Next winter we’ll be taking a break from the bitter cold of northern Wisconsin to get soaking wet in Portland, Oregon at Left Coast Crime.
Until James Preston asked if I was attending LCC and Bouchercon this year (both within driving distance of where he lives, lucky dog) I hadn’t even considered writers’ conventions.
I love being with people. It’s one reason book-signing events still appeal to authors. We want to look our fans in the eye, feel their adulation, take their cash with our own grubby little paws. Okay, maybe not that last bit.
In my previous careers I’ve never considered conventions as a way to promote myself. A web developer’s convention? Scarier than Bloody Words, I assure you.
Many of the authors I work with are concerned about whether or not their typing, spelling and grammar skills will get them through a 70,000 word book. It just doesn’t matter. “Writing” doesn’t have to mean writing.
The surest way to get your book or blog post finished is to use the method that’s easiest for you.
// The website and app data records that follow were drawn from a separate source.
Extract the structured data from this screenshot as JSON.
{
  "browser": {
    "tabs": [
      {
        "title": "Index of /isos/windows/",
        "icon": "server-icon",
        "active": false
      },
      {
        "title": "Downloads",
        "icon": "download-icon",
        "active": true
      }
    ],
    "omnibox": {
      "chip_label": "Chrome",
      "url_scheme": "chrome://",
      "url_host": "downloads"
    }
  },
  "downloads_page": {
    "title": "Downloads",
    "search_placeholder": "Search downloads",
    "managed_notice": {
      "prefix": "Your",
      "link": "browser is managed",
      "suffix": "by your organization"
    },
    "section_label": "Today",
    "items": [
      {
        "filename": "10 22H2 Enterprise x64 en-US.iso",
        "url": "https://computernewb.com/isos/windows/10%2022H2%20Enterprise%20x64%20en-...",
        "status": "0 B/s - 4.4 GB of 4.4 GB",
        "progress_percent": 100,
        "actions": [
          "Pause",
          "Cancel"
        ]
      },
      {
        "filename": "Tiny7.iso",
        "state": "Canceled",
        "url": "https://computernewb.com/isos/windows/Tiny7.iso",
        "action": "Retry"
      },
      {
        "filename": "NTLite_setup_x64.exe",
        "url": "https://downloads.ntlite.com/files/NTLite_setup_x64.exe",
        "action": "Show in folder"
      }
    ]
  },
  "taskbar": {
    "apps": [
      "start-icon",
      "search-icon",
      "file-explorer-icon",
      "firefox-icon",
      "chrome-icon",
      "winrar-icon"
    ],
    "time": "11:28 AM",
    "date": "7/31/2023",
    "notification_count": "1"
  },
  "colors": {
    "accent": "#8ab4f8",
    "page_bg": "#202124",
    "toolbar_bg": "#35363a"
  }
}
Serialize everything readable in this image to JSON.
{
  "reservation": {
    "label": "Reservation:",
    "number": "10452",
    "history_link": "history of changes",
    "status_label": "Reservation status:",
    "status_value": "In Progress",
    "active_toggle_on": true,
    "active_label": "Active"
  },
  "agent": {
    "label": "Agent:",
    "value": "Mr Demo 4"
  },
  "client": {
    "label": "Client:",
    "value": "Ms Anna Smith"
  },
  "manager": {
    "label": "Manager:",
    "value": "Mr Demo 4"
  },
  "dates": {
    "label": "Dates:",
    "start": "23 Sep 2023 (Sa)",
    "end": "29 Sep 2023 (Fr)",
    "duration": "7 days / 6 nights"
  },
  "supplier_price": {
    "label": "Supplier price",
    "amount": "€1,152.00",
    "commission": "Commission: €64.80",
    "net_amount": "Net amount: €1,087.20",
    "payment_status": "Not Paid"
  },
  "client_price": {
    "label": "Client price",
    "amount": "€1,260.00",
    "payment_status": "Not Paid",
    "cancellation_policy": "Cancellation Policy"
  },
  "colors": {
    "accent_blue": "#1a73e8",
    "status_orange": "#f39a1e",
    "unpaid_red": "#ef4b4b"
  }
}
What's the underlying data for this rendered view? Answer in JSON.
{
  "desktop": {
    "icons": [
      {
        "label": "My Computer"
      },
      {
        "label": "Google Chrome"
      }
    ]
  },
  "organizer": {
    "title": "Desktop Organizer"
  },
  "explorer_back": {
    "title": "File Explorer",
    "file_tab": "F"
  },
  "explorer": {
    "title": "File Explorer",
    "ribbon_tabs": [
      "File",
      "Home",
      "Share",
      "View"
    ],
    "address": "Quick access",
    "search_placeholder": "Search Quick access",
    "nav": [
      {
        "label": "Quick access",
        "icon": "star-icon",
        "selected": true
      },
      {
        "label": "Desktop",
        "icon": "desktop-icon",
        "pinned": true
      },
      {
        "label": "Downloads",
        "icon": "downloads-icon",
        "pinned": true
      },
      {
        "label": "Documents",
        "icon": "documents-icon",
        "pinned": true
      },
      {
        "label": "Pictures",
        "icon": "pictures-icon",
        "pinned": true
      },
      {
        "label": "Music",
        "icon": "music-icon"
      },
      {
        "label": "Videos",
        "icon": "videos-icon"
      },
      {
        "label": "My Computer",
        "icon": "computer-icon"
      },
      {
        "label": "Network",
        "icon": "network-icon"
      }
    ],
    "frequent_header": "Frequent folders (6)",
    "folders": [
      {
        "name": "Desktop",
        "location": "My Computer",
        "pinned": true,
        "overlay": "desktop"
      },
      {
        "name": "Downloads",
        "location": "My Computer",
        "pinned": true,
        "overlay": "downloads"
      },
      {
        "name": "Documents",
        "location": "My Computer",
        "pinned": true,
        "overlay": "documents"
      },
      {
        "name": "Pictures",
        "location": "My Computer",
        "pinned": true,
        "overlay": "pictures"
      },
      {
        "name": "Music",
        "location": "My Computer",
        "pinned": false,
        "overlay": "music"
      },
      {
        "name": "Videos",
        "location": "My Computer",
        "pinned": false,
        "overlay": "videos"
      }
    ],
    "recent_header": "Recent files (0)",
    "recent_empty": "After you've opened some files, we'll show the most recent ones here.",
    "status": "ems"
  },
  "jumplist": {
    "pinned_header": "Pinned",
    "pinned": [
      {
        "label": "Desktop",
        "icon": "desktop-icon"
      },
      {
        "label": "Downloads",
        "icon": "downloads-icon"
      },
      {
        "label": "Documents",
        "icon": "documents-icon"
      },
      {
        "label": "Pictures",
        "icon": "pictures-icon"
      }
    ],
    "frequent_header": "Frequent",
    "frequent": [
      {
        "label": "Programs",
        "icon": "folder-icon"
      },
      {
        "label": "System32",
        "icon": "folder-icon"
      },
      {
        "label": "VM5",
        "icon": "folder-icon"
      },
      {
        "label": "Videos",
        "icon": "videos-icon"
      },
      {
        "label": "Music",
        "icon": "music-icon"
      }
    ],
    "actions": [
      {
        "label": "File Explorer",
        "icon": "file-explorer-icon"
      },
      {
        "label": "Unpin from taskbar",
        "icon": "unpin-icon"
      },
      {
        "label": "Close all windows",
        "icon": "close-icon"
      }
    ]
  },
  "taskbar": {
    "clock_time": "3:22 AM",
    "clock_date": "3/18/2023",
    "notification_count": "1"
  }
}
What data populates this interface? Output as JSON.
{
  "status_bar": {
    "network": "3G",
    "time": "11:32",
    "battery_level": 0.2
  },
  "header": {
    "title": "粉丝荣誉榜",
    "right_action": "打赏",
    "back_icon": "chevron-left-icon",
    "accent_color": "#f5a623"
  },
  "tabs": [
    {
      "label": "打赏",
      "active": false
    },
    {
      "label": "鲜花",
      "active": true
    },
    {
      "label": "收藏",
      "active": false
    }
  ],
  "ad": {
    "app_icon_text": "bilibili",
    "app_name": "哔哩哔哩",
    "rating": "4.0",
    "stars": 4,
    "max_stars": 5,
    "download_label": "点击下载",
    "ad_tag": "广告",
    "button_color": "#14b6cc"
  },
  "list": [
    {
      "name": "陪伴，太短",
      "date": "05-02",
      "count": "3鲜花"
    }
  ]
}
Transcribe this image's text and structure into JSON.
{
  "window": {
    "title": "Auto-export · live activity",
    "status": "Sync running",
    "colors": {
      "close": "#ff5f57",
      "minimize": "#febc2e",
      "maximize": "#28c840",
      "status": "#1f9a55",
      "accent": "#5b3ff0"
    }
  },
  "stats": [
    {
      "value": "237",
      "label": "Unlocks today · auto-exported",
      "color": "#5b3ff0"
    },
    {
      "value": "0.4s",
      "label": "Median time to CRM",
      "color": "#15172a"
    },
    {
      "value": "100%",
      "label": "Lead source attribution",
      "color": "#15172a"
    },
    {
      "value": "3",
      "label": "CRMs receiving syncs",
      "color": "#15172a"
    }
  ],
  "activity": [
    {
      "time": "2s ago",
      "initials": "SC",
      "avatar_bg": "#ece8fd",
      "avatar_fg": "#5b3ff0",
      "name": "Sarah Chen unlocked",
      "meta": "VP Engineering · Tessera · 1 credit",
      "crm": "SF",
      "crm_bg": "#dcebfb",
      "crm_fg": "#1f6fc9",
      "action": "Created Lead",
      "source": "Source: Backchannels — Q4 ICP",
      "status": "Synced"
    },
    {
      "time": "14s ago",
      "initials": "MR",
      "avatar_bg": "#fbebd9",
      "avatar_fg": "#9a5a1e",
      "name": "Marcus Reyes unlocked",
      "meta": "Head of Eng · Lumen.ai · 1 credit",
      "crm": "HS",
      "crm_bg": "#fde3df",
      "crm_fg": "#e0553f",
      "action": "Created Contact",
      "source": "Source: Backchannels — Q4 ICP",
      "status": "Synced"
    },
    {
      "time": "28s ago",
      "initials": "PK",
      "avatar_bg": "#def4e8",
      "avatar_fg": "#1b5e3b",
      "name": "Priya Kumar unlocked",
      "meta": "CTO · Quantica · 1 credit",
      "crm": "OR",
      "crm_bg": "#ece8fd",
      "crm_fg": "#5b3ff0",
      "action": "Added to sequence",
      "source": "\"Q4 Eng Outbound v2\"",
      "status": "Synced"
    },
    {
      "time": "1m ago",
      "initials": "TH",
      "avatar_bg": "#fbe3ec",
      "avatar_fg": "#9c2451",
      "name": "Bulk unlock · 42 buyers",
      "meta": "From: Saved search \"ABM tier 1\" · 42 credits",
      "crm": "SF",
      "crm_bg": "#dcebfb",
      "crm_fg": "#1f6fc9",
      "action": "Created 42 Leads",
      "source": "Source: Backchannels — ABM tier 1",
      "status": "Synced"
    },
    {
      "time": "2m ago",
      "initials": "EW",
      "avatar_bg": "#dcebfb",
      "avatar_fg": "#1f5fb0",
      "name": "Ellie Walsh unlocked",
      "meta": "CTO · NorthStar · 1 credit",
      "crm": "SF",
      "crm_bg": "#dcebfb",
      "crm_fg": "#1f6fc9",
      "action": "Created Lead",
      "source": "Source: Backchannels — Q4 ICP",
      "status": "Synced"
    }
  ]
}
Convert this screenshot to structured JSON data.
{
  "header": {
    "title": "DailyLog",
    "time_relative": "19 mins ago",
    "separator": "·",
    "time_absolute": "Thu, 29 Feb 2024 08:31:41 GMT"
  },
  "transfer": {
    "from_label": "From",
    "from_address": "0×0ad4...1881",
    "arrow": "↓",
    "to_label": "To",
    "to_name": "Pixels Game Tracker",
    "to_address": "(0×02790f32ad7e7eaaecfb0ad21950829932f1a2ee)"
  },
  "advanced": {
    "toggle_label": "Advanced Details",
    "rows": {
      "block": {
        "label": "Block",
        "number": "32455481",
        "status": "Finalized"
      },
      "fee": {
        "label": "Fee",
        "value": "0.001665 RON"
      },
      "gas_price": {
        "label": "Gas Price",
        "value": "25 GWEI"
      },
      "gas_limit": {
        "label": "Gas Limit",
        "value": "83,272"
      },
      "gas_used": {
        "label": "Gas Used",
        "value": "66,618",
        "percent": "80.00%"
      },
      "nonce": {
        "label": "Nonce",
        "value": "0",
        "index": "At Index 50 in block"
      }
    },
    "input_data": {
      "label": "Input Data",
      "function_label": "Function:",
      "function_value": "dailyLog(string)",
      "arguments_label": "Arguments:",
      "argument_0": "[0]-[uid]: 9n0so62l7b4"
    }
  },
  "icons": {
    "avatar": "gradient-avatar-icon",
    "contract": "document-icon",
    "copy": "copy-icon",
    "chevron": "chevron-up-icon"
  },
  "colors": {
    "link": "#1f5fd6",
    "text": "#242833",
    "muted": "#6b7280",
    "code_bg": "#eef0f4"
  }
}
If you type a thousand words a minute like Best Beloved does, you should type — if you enjoy it. If you prefer scribbling longhand in a notebook, do it. The extra step of having your work transcribed, whether by you or someone else, will probably take less time than struggling to use tools and methods that feel unnatural to you. Even if that’s not the case, using tools and methods that make you struggle diminishes your art.
When Best Beloved was too ill to work with me, writing was excruciating. I’ve been a writer and a coder most of my life. Just because I type 50 wpm doesn’t mean I like it.